If this is in fact Cyanobacteria (red slime algae). There are a few things you can do to try to correct the problem. Two of the biggest contributors to the proliferation of Cyanobacterias are poor husbandry, and inadequate flow. Since you appear to be keeping up on the water changes, and you say your levels are all good, well assume that you have 0 nitrates in the system. Lets take a look at the other areas of reef husbandry that could be a factor.
First and foremost, Phosphate sources must be eliminated. If your phosphate levels are not a problem, then Skip this part. If they are, then you need to identify and cut them off at the source. The most common source of phosphates is the water source, If you use an RO/DI filter for your water, check the output. you may need to replace the cartridges, or the DI Resin. If you Dont have yourown RO/DI filter, I'd recommend you buy one. You can get an inexpensive unit on ebay for around $100.00. Phosphates can also enter the system through many chemical supplementation products. You may want to do a little research on the products you use to supplement your system.
Calcium and alkalinity levels must be monitored and maintained Not only do these two ions feed the corals, but they also feed coralline algae. If water levels are kept in a state optimal for Coralline growth, then the coralline will out-compete the Cyanobacteria for the nutrients.
Magnesium levels will also need to be kept in check to ensure that the calcium in the system remains in a usable state for the organisms that require it. Depending on your method of Calcium and Alkalinity supplementation, you may already be adding Magnesium.
If you are incorporating Macroalgae growth as a means of nutrient export, make sure that your Macroalgae has sufficient light and look into your Iron levels. You may choose to begin dosing Iron to promote healthy Macro growth. Here's a great article on Iron in the aquarium: http://advancedaquarist.com/issues/aug2002/chem.htm
Now Lets take a look at the flow within the tank. Take a look around and see where detritus is settling in the system. Chances are, it's going to be very near the location where the Cyanobacteria is growing the best. If this is the case, you should take a look at the flow you have in the tank. You may need to increase the flow with additional or more powerful power heads. You may be able to remedy the problem simply by redirecting the flow of your existing power heads. You may even need to look at your rockwork, and possibly do a bit of re-landscaping. You should also take the time every once in a while to blow any settling detritus off of your rockwork with a turkey baster (not used) or spotfeeder.

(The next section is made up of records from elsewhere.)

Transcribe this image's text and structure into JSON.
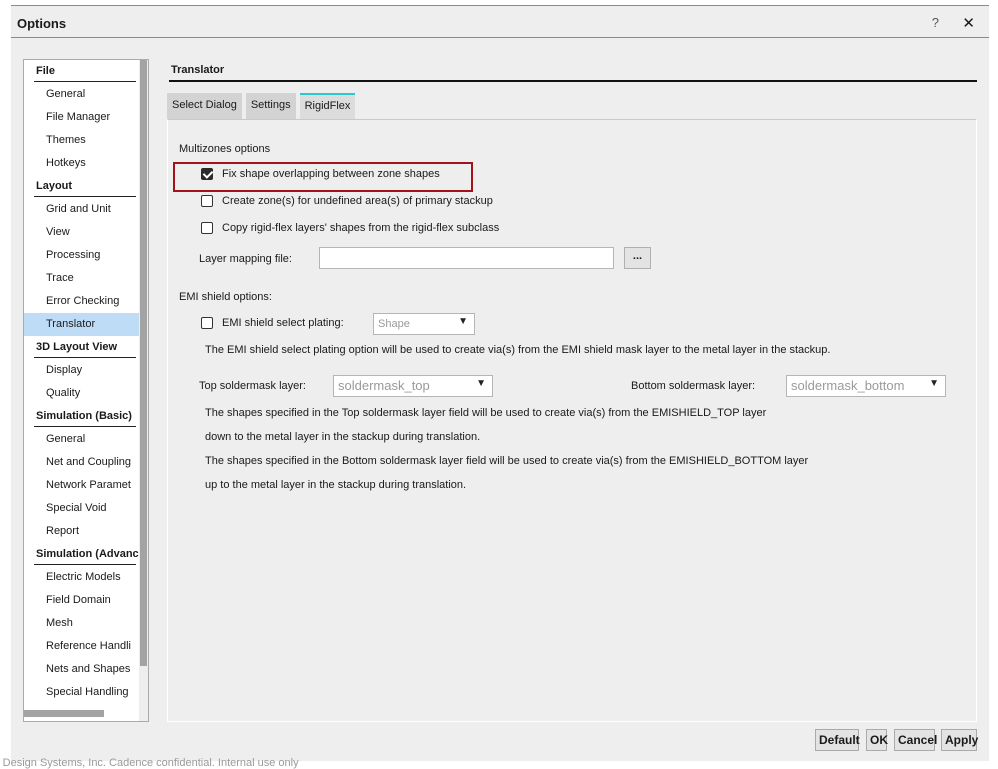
{
  "window": {
    "title": "Options",
    "help_label": "?",
    "close_label": "✕"
  },
  "sidebar": {
    "entries": [
      {
        "type": "category",
        "label": "File"
      },
      {
        "type": "item",
        "label": "General"
      },
      {
        "type": "item",
        "label": "File Manager"
      },
      {
        "type": "item",
        "label": "Themes"
      },
      {
        "type": "item",
        "label": "Hotkeys"
      },
      {
        "type": "category",
        "label": "Layout"
      },
      {
        "type": "item",
        "label": "Grid and Unit"
      },
      {
        "type": "item",
        "label": "View"
      },
      {
        "type": "item",
        "label": "Processing"
      },
      {
        "type": "item",
        "label": "Trace"
      },
      {
        "type": "item",
        "label": "Error Checking"
      },
      {
        "type": "item",
        "label": "Translator",
        "selected": true
      },
      {
        "type": "category",
        "label": "3D Layout View"
      },
      {
        "type": "item",
        "label": "Display"
      },
      {
        "type": "item",
        "label": "Quality"
      },
      {
        "type": "category",
        "label": "Simulation (Basic)"
      },
      {
        "type": "item",
        "label": "General"
      },
      {
        "type": "item",
        "label": "Net and Coupling"
      },
      {
        "type": "item",
        "label": "Network Paramet"
      },
      {
        "type": "item",
        "label": "Special Void"
      },
      {
        "type": "item",
        "label": "Report"
      },
      {
        "type": "category",
        "label": "Simulation (Advanc"
      },
      {
        "type": "item",
        "label": "Electric Models"
      },
      {
        "type": "item",
        "label": "Field Domain"
      },
      {
        "type": "item",
        "label": "Mesh"
      },
      {
        "type": "item",
        "label": "Reference Handli"
      },
      {
        "type": "item",
        "label": "Nets and Shapes"
      },
      {
        "type": "item",
        "label": "Special Handling"
      }
    ]
  },
  "main": {
    "section_title": "Translator",
    "tabs": [
      {
        "label": "Select Dialog",
        "active": false
      },
      {
        "label": "Settings",
        "active": false
      },
      {
        "label": "RigidFlex",
        "active": true
      }
    ],
    "multizones": {
      "heading": "Multizones options",
      "options": [
        {
          "label": "Fix shape overlapping between zone shapes",
          "checked": true
        },
        {
          "label": "Create zone(s) for undefined area(s) of primary stackup",
          "checked": false
        },
        {
          "label": "Copy rigid-flex layers' shapes from the rigid-flex subclass",
          "checked": false
        }
      ],
      "layer_mapping_label": "Layer mapping file:",
      "layer_mapping_value": "",
      "browse_label": "..."
    },
    "emi": {
      "heading": "EMI shield options:",
      "select_plating_label": "EMI shield select plating:",
      "select_plating_checked": false,
      "select_plating_value": "Shape",
      "plating_note": "The EMI shield select plating option will be used to create via(s) from the EMI shield mask layer to the metal layer in the stackup.",
      "top_label": "Top soldermask layer:",
      "top_value": "soldermask_top",
      "bottom_label": "Bottom soldermask layer:",
      "bottom_value": "soldermask_bottom",
      "notes": [
        "The shapes specified in the Top soldermask layer field will be used to create via(s) from the EMISHIELD_TOP layer",
        "down to the metal layer in the stackup during translation.",
        "The shapes specified in the Bottom soldermask layer field will be used to create via(s) from the EMISHIELD_BOTTOM layer",
        "up to the metal layer in the stackup during translation."
      ],
      "dropdown_arrow": "▼"
    }
  },
  "footer": {
    "default_label": "Default",
    "ok_label": "OK",
    "cancel_label": "Cancel",
    "apply_label": "Apply"
  },
  "watermark": "ce Design Systems, Inc. Cadence confidential. Internal use only"
}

One more step you can take to help combat is to use your water changes as an opportunity to siphon out this pest bacteria. It is generally very easy to siphon out, and will come out in large mats. If you can arrange to do this just before the lights go out on the tank, you will gain the most benefit as the Cyanobacteria is reported to regress during the hours of darkness, subsequently releasing some of the nutrients back into the water column.
Hope this helps